-- Required work --
Return the data exactly, without pictures.

=== Begin Enclosure ===

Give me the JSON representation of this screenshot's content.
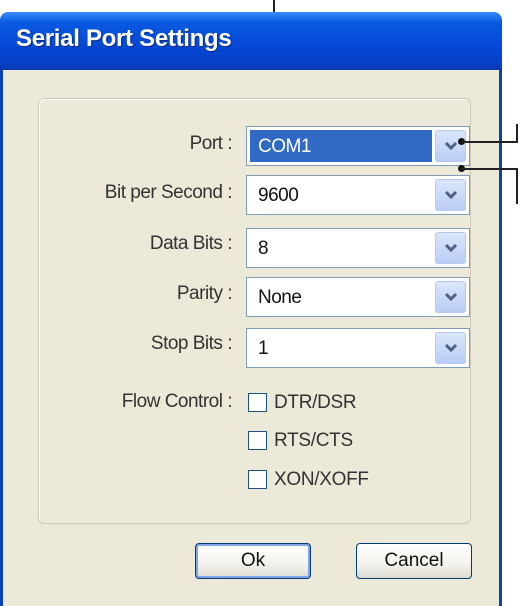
{
  "window": {
    "title": "Serial Port Settings"
  },
  "form": {
    "port": {
      "label": "Port :",
      "value": "COM1"
    },
    "bit_per_second": {
      "label": "Bit per Second :",
      "value": "9600"
    },
    "data_bits": {
      "label": "Data Bits :",
      "value": "8"
    },
    "parity": {
      "label": "Parity :",
      "value": "None"
    },
    "stop_bits": {
      "label": "Stop Bits :",
      "value": "1"
    },
    "flow_control": {
      "label": "Flow Control :",
      "options": [
        {
          "label": "DTR/DSR",
          "checked": false
        },
        {
          "label": "RTS/CTS",
          "checked": false
        },
        {
          "label": "XON/XOFF",
          "checked": false
        }
      ]
    }
  },
  "buttons": {
    "ok": "Ok",
    "cancel": "Cancel"
  },
  "colors": {
    "titlebar": "#0648d8",
    "selection": "#316ac5",
    "dialog_bg": "#ece9d8"
  }
}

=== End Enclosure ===

-- Output for this task --
Give me the JSON representation of this screenshot's content.
{
  "window": {
    "title": "Serial Port Settings"
  },
  "form": {
    "port": {
      "label": "Port :",
      "value": "COM1"
    },
    "bit_per_second": {
      "label": "Bit per Second :",
      "value": "9600"
    },
    "data_bits": {
      "label": "Data Bits :",
      "value": "8"
    },
    "parity": {
      "label": "Parity :",
      "value": "None"
    },
    "stop_bits": {
      "label": "Stop Bits :",
      "value": "1"
    },
    "flow_control": {
      "label": "Flow Control :",
      "options": [
        {
          "label": "DTR/DSR",
          "checked": false
        },
        {
          "label": "RTS/CTS",
          "checked": false
        },
        {
          "label": "XON/XOFF",
          "checked": false
        }
      ]
    }
  },
  "buttons": {
    "ok": "Ok",
    "cancel": "Cancel"
  },
  "colors": {
    "titlebar": "#0648d8",
    "selection": "#316ac5",
    "dialog_bg": "#ece9d8"
  }
}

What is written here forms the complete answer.